WHAT YOU SHOULD DO: The answer must be every line from the entries below that includes "title".

(Web page and app entries)
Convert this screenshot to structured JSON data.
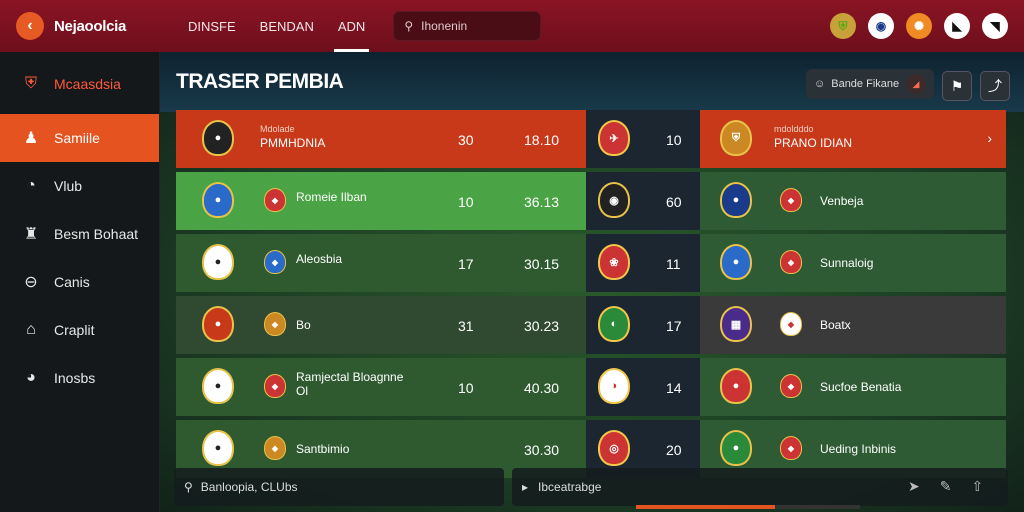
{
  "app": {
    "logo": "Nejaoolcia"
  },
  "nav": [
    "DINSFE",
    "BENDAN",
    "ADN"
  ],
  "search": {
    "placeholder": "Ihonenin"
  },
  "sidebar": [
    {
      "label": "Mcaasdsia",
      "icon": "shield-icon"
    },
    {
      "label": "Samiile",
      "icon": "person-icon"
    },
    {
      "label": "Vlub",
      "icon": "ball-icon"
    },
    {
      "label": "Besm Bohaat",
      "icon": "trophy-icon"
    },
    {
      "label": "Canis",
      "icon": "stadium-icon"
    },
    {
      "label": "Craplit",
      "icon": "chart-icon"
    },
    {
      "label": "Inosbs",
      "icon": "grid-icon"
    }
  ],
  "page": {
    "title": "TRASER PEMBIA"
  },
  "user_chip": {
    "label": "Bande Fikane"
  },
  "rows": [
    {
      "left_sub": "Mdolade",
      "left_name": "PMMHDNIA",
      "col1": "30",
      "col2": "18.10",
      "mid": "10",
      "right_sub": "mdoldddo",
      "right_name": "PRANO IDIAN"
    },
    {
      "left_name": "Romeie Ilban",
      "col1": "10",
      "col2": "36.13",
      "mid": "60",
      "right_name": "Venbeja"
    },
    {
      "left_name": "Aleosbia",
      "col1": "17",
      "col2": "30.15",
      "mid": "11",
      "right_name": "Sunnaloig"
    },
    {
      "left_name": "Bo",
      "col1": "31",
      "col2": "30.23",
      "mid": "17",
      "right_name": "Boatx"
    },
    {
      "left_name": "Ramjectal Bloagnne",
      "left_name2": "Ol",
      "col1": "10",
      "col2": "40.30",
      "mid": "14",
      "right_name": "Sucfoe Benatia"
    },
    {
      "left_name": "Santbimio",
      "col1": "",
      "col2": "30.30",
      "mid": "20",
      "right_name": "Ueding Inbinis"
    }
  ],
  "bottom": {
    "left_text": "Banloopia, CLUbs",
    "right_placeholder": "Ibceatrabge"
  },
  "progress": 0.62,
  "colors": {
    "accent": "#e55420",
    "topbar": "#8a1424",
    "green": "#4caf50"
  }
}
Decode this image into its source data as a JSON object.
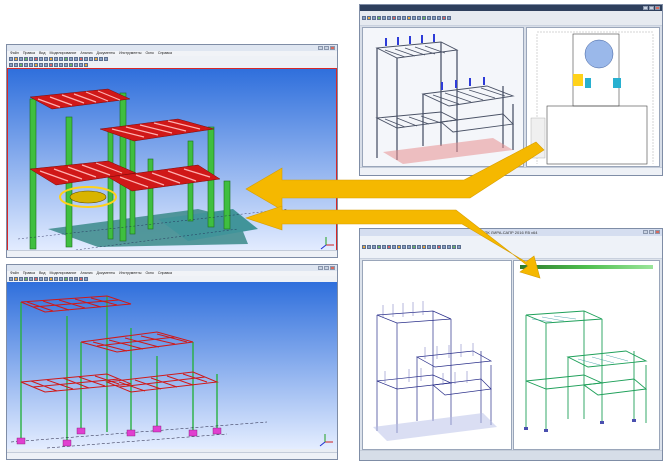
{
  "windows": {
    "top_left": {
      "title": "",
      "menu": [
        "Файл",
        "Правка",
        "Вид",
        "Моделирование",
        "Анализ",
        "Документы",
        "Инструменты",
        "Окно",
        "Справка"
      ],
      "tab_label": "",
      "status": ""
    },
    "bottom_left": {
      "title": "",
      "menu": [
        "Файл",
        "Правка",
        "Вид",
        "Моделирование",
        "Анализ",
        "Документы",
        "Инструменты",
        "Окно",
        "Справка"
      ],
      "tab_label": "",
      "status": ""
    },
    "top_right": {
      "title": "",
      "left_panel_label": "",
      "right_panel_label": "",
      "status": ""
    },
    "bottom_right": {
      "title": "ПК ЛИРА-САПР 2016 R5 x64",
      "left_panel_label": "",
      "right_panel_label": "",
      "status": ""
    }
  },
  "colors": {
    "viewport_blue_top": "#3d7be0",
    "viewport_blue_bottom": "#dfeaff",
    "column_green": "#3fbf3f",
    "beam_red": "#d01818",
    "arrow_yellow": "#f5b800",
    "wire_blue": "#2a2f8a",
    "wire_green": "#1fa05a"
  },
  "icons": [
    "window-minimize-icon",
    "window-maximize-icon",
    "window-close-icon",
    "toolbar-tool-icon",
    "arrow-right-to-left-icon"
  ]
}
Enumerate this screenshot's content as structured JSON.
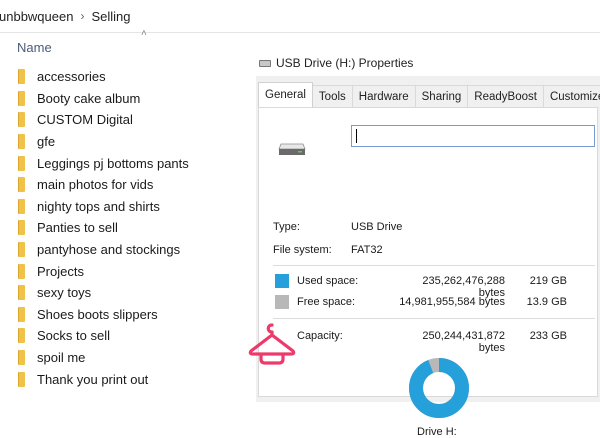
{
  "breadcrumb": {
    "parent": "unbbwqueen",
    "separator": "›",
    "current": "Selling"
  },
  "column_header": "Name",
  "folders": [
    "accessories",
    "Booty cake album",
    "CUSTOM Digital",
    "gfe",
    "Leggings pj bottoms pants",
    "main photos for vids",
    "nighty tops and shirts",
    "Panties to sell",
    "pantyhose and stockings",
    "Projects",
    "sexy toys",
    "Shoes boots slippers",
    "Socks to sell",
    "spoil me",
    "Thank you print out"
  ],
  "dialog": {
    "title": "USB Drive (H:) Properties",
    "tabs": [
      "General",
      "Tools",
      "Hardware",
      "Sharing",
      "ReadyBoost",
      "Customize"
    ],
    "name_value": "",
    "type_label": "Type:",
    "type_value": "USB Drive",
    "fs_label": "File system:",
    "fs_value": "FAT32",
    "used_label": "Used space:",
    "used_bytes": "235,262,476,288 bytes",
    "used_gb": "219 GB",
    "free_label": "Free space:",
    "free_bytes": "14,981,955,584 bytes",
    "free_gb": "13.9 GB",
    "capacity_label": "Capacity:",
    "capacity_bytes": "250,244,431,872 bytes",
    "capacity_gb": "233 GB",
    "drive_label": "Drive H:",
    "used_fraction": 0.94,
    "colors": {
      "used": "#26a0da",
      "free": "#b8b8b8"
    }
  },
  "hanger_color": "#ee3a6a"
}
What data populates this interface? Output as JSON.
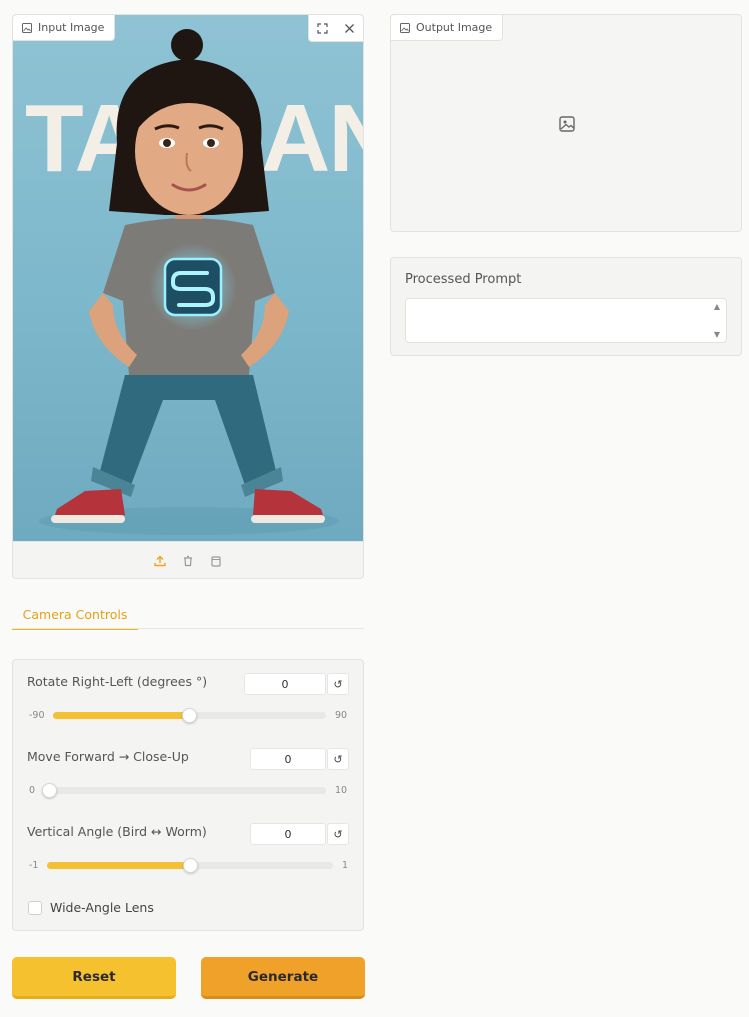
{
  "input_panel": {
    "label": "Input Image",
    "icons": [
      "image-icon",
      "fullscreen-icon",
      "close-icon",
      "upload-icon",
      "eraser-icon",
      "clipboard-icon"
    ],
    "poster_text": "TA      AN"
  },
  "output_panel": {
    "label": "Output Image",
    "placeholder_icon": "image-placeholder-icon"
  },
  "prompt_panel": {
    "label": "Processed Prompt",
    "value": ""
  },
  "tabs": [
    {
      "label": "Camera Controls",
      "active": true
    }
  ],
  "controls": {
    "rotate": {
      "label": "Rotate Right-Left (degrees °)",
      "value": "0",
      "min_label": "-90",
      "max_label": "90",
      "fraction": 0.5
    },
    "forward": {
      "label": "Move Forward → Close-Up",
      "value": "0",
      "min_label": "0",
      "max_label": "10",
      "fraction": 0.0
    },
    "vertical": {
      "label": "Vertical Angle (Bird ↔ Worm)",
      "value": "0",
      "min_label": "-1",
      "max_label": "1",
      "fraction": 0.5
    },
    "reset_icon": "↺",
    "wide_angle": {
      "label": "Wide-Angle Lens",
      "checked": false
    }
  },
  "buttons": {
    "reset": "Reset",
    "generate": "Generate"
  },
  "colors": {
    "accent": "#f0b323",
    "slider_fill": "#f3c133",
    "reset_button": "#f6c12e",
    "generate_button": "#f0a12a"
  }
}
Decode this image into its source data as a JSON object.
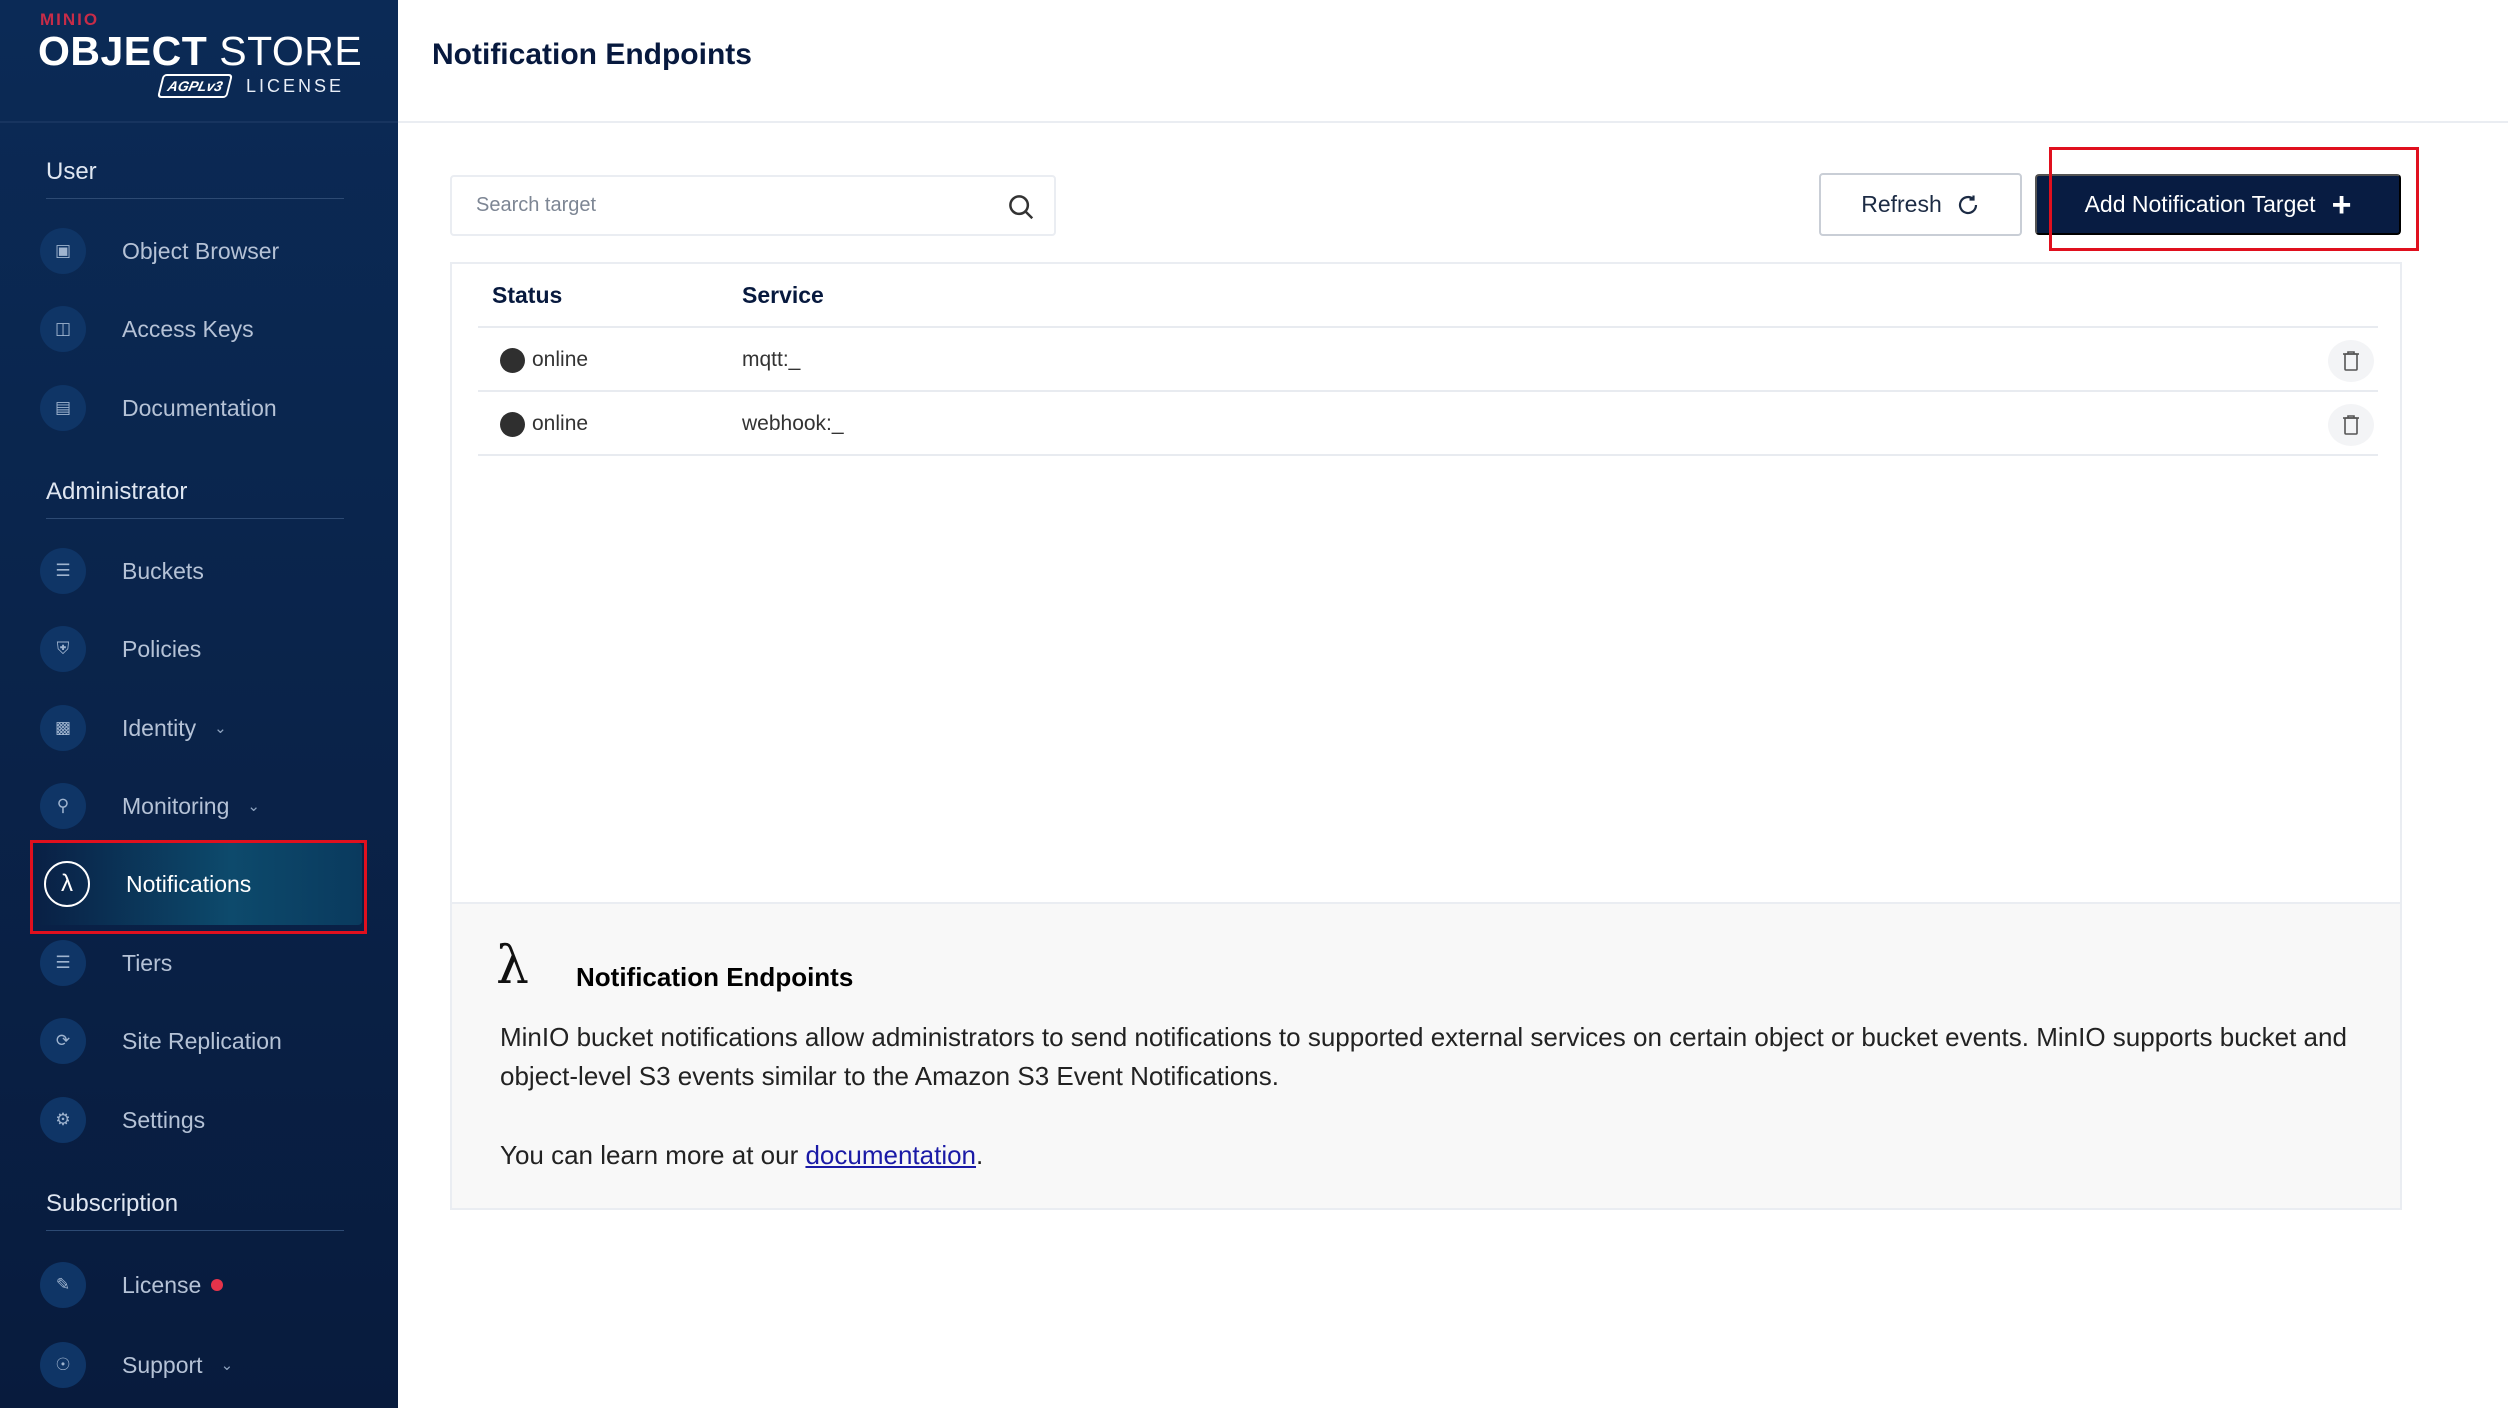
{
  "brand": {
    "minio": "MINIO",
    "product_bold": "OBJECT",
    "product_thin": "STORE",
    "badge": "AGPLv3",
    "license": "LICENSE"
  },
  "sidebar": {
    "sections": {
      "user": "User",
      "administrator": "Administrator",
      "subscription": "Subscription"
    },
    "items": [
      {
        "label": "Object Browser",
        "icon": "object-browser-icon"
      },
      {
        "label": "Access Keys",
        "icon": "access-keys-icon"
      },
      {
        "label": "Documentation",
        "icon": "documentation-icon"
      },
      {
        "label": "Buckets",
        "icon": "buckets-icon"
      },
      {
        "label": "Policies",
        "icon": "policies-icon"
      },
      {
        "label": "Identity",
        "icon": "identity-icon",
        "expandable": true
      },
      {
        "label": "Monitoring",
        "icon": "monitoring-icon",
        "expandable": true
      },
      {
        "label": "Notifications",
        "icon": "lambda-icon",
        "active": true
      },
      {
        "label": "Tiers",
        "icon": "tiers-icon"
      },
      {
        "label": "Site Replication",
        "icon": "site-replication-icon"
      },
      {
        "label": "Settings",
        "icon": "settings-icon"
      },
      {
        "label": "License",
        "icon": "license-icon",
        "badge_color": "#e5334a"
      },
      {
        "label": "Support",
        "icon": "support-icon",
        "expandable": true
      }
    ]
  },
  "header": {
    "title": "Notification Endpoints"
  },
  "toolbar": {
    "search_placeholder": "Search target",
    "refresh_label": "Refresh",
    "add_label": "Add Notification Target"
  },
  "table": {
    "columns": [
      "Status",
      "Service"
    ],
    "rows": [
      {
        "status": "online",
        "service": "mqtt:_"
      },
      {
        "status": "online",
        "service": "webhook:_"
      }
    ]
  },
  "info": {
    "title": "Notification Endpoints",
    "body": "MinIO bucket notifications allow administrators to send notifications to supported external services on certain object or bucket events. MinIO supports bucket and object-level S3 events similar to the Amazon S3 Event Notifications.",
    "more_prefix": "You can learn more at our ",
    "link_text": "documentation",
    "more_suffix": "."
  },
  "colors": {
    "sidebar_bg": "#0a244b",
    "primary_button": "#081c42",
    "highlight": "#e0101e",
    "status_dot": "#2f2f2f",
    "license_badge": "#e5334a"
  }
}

REPLY:
    "title": "TRASER PEMBIA"
      "title": "",
      "title": "",
      "title": "",
      "title": "ПК ЛИРА-САПР 2016 R5 x64",
    "title": "USB Drive (H:) Properties",
    "title": "Notification Endpoints"
    "title": "Notification Endpoints",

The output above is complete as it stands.